> _The problem_
Beneath this task is a listing; retype all of it exactly.

> _Exercise materials_
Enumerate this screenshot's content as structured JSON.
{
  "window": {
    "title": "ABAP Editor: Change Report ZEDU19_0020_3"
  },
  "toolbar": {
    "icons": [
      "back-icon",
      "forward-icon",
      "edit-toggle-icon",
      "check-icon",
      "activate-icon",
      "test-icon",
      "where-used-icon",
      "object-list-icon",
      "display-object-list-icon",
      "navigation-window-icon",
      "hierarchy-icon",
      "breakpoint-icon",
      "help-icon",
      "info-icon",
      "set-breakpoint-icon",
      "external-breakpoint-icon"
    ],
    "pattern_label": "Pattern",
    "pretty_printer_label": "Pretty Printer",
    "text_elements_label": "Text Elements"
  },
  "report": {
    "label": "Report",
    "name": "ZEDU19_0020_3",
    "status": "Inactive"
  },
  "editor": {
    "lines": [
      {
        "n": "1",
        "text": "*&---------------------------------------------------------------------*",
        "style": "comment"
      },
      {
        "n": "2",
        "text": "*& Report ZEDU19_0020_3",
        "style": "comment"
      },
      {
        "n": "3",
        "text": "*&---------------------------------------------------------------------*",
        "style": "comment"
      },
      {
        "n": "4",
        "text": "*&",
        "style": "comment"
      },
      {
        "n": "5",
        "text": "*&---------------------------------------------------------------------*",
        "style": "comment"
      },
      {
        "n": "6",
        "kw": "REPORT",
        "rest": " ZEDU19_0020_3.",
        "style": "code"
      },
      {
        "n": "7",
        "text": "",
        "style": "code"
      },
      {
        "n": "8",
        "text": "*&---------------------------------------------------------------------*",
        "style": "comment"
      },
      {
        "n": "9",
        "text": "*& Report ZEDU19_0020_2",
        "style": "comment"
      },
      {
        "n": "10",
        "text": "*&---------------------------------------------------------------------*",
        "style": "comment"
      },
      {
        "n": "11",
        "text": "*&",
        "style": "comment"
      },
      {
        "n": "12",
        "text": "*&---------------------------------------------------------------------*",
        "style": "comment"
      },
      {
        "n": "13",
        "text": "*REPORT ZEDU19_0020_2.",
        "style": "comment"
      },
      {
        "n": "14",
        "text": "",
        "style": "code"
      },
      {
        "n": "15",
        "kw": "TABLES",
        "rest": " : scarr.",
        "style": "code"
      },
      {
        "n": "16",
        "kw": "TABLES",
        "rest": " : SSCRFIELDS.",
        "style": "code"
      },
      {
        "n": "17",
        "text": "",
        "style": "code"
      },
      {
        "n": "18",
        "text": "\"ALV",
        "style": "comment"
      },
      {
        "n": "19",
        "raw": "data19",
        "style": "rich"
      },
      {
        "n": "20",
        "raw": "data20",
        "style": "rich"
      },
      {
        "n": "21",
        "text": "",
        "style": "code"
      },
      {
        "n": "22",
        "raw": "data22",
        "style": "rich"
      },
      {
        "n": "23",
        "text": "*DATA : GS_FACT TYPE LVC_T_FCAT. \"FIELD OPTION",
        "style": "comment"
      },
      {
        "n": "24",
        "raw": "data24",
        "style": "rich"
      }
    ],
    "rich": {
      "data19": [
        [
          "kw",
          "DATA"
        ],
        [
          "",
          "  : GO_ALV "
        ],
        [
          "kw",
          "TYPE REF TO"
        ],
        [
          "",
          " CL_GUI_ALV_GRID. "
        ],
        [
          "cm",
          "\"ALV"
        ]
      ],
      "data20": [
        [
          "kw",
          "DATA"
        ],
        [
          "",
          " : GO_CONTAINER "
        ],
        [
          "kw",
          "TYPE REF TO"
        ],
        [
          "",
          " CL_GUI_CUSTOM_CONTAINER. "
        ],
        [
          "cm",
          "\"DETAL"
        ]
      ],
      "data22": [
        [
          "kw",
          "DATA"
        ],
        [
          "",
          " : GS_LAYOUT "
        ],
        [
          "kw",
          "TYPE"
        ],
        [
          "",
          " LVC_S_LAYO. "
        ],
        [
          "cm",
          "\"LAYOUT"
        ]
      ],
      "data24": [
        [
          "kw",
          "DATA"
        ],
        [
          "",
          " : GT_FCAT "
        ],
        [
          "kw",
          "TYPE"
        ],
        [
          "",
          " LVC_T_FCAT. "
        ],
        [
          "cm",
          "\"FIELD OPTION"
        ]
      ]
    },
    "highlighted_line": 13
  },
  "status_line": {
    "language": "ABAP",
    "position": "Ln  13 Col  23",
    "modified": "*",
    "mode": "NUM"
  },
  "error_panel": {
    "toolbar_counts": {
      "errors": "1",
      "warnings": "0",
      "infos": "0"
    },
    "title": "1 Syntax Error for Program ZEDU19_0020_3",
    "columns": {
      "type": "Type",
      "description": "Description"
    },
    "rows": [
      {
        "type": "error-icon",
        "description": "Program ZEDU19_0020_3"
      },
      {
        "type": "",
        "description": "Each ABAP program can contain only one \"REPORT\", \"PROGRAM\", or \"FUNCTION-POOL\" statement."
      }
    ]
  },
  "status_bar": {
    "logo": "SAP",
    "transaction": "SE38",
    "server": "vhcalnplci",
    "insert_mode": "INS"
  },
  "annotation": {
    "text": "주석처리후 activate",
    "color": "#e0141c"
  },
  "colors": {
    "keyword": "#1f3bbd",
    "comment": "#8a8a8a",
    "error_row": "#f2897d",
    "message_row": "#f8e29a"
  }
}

> _Result of this task_
Enumerate this screenshot's content as structured JSON.
{
  "window": {
    "title": "ABAP Editor: Change Report ZEDU19_0020_3"
  },
  "toolbar": {
    "icons": [
      "back-icon",
      "forward-icon",
      "edit-toggle-icon",
      "check-icon",
      "activate-icon",
      "test-icon",
      "where-used-icon",
      "object-list-icon",
      "display-object-list-icon",
      "navigation-window-icon",
      "hierarchy-icon",
      "breakpoint-icon",
      "help-icon",
      "info-icon",
      "set-breakpoint-icon",
      "external-breakpoint-icon"
    ],
    "pattern_label": "Pattern",
    "pretty_printer_label": "Pretty Printer",
    "text_elements_label": "Text Elements"
  },
  "report": {
    "label": "Report",
    "name": "ZEDU19_0020_3",
    "status": "Inactive"
  },
  "editor": {
    "lines": [
      {
        "n": "1",
        "text": "*&---------------------------------------------------------------------*",
        "style": "comment"
      },
      {
        "n": "2",
        "text": "*& Report ZEDU19_0020_3",
        "style": "comment"
      },
      {
        "n": "3",
        "text": "*&---------------------------------------------------------------------*",
        "style": "comment"
      },
      {
        "n": "4",
        "text": "*&",
        "style": "comment"
      },
      {
        "n": "5",
        "text": "*&---------------------------------------------------------------------*",
        "style": "comment"
      },
      {
        "n": "6",
        "kw": "REPORT",
        "rest": " ZEDU19_0020_3.",
        "style": "code"
      },
      {
        "n": "7",
        "text": "",
        "style": "code"
      },
      {
        "n": "8",
        "text": "*&---------------------------------------------------------------------*",
        "style": "comment"
      },
      {
        "n": "9",
        "text": "*& Report ZEDU19_0020_2",
        "style": "comment"
      },
      {
        "n": "10",
        "text": "*&---------------------------------------------------------------------*",
        "style": "comment"
      },
      {
        "n": "11",
        "text": "*&",
        "style": "comment"
      },
      {
        "n": "12",
        "text": "*&---------------------------------------------------------------------*",
        "style": "comment"
      },
      {
        "n": "13",
        "text": "*REPORT ZEDU19_0020_2.",
        "style": "comment"
      },
      {
        "n": "14",
        "text": "",
        "style": "code"
      },
      {
        "n": "15",
        "kw": "TABLES",
        "rest": " : scarr.",
        "style": "code"
      },
      {
        "n": "16",
        "kw": "TABLES",
        "rest": " : SSCRFIELDS.",
        "style": "code"
      },
      {
        "n": "17",
        "text": "",
        "style": "code"
      },
      {
        "n": "18",
        "text": "\"ALV",
        "style": "comment"
      },
      {
        "n": "19",
        "raw": "data19",
        "style": "rich"
      },
      {
        "n": "20",
        "raw": "data20",
        "style": "rich"
      },
      {
        "n": "21",
        "text": "",
        "style": "code"
      },
      {
        "n": "22",
        "raw": "data22",
        "style": "rich"
      },
      {
        "n": "23",
        "text": "*DATA : GS_FACT TYPE LVC_T_FCAT. \"FIELD OPTION",
        "style": "comment"
      },
      {
        "n": "24",
        "raw": "data24",
        "style": "rich"
      }
    ],
    "rich": {
      "data19": [
        [
          "kw",
          "DATA"
        ],
        [
          "",
          "  : GO_ALV "
        ],
        [
          "kw",
          "TYPE REF TO"
        ],
        [
          "",
          " CL_GUI_ALV_GRID. "
        ],
        [
          "cm",
          "\"ALV"
        ]
      ],
      "data20": [
        [
          "kw",
          "DATA"
        ],
        [
          "",
          " : GO_CONTAINER "
        ],
        [
          "kw",
          "TYPE REF TO"
        ],
        [
          "",
          " CL_GUI_CUSTOM_CONTAINER. "
        ],
        [
          "cm",
          "\"DETAL"
        ]
      ],
      "data22": [
        [
          "kw",
          "DATA"
        ],
        [
          "",
          " : GS_LAYOUT "
        ],
        [
          "kw",
          "TYPE"
        ],
        [
          "",
          " LVC_S_LAYO. "
        ],
        [
          "cm",
          "\"LAYOUT"
        ]
      ],
      "data24": [
        [
          "kw",
          "DATA"
        ],
        [
          "",
          " : GT_FCAT "
        ],
        [
          "kw",
          "TYPE"
        ],
        [
          "",
          " LVC_T_FCAT. "
        ],
        [
          "cm",
          "\"FIELD OPTION"
        ]
      ]
    },
    "highlighted_line": 13
  },
  "status_line": {
    "language": "ABAP",
    "position": "Ln  13 Col  23",
    "modified": "*",
    "mode": "NUM"
  },
  "error_panel": {
    "toolbar_counts": {
      "errors": "1",
      "warnings": "0",
      "infos": "0"
    },
    "title": "1 Syntax Error for Program ZEDU19_0020_3",
    "columns": {
      "type": "Type",
      "description": "Description"
    },
    "rows": [
      {
        "type": "error-icon",
        "description": "Program ZEDU19_0020_3"
      },
      {
        "type": "",
        "description": "Each ABAP program can contain only one \"REPORT\", \"PROGRAM\", or \"FUNCTION-POOL\" statement."
      }
    ]
  },
  "status_bar": {
    "logo": "SAP",
    "transaction": "SE38",
    "server": "vhcalnplci",
    "insert_mode": "INS"
  },
  "annotation": {
    "text": "주석처리후 activate",
    "color": "#e0141c"
  },
  "colors": {
    "keyword": "#1f3bbd",
    "comment": "#8a8a8a",
    "error_row": "#f2897d",
    "message_row": "#f8e29a"
  }
}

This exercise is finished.